The two met and sorted out differences. Muthupalaniappan said Samy Vellu should continue to lead the party.

“On the request of many people who are genuinely interested in the well being of the Indian community, I and Datuk Seri S. Samy Vellu had a fruitful heart-to-heart discussion for an hour (last week),” Muthupalaniappan said in a statement here.

He said his desire to mend ties with Samy Vellu was to find ways to revitalise MIC and to make it a relevant party again for the Indians.

“Knowing the prevailing conditions in MIC and the situation of the Indian community, I feel that Samy Vellu is the right person to continue leading the community,” Bernama, the official Malaysian news agency, quoted him as saying.

The development comes amidst a growing perception that there are too many parties floated by the Indian community, dividing their energies in the process, as compared to the Chinese, the larger of the ethnic minorities.

In an analysis titled “Indians divided by politics”, Baradan Kuppusamy wrote in The Star newspaper Tuesday: “For a small community, the Indians are in danger of being overrepresented politically as numerous parties are claiming to fight for their rights.”

At least six more Indian groups are waiting for the Registrar of Societies to approve their application to form parties.

“The Malaysian Indian United Party was formed last year and so far this year two Indian political parties were launched, including the Makkal Sakthi Malaysia Party,” Kuppusamy said.

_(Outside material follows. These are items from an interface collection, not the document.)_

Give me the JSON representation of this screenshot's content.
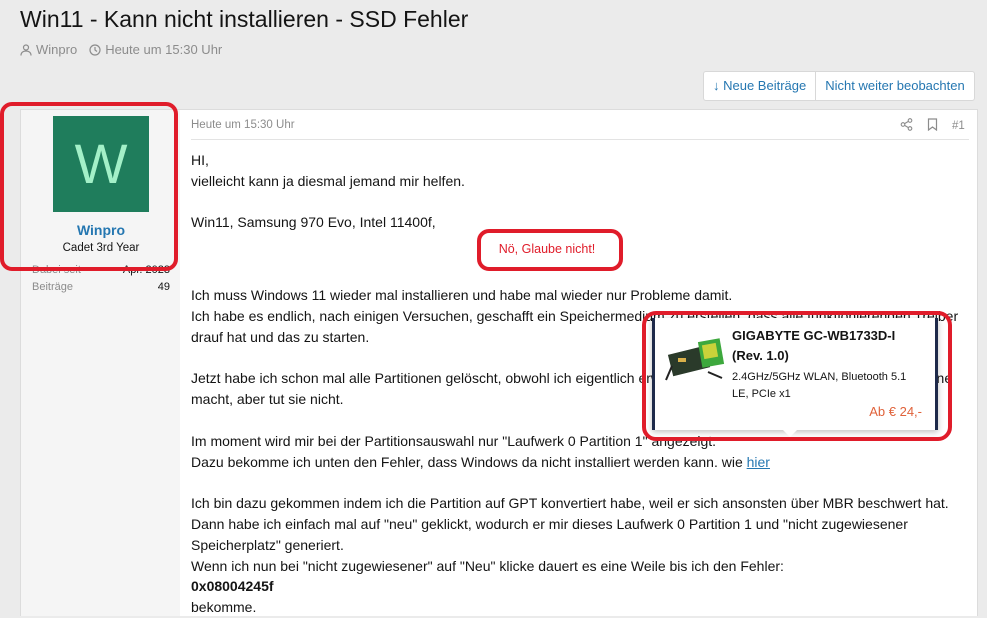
{
  "thread": {
    "title": "Win11 - Kann nicht installieren - SSD Fehler",
    "author": "Winpro",
    "time": "Heute um 15:30 Uhr"
  },
  "toolbar": {
    "new_posts": "↓ Neue Beiträge",
    "unwatch": "Nicht weiter beobachten"
  },
  "user": {
    "avatar_letter": "W",
    "name": "Winpro",
    "title": "Cadet 3rd Year",
    "stats": [
      {
        "label": "Dabei seit",
        "value": "Apr. 2023"
      },
      {
        "label": "Beiträge",
        "value": "49"
      }
    ]
  },
  "post": {
    "date": "Heute um 15:30 Uhr",
    "number": "#1",
    "lines": {
      "l1": "HI,",
      "l2": "vielleicht kann ja diesmal jemand mir helfen.",
      "l3": "Win11, Samsung 970 Evo, Intel 11400f,",
      "l4": "Ich muss Windows 11 wieder mal installieren und habe mal wieder nur Probleme damit.",
      "l5": "Ich habe es endlich, nach einigen Versuchen, geschafft ein Speichermedium zu erstellen, dass alle funktionierenden Treiber drauf hat und das zu starten.",
      "l6": "Jetzt habe ich schon mal alle Partitionen gelöscht, obwohl ich eigentlich erwartet hatte, dass die Installation das von alleine macht, aber tut sie nicht.",
      "l7": "Im moment wird mir bei der Partitionsauswahl nur \"Laufwerk 0 Partition 1\" angezeigt.",
      "l8_pre": "Dazu bekomme ich unten den Fehler, dass Windows da nicht installiert werden kann. wie ",
      "l8_link": "hier",
      "l9": "Ich bin dazu gekommen indem ich die Partition auf GPT konvertiert habe, weil er sich ansonsten über MBR beschwert hat. Dann habe ich einfach mal auf \"neu\" geklickt, wodurch er mir dieses Laufwerk 0 Partition 1 und \"nicht zugewiesener Speicherplatz\" generiert.",
      "l10": "Wenn ich nun bei \"nicht zugewiesener\" auf \"Neu\" klicke dauert es eine Weile bis ich den Fehler:",
      "l11": "0x08004245f",
      "l12": "bekomme."
    }
  },
  "annotation": {
    "text": "Nö, Glaube nicht!"
  },
  "tooltip": {
    "title": "GIGABYTE GC-WB1733D-I (Rev. 1.0)",
    "desc": "2.4GHz/5GHz WLAN, Bluetooth 5.1 LE, PCIe x1",
    "price": "Ab € 24,-"
  },
  "colors": {
    "accent": "#2577b1",
    "annotation": "#e01c2a",
    "price": "#e0623a",
    "avatar_bg": "#1f7d5c"
  }
}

“There are just too many political parties for a community which comprises of just eight percent of the country’s 27 million population.

“Many Indian community leaders are asking if more Indian political parties are necessarily better to help the community whose problems include access to education, scholarships as well as upward economic and social mobility,” Kuppusamy said.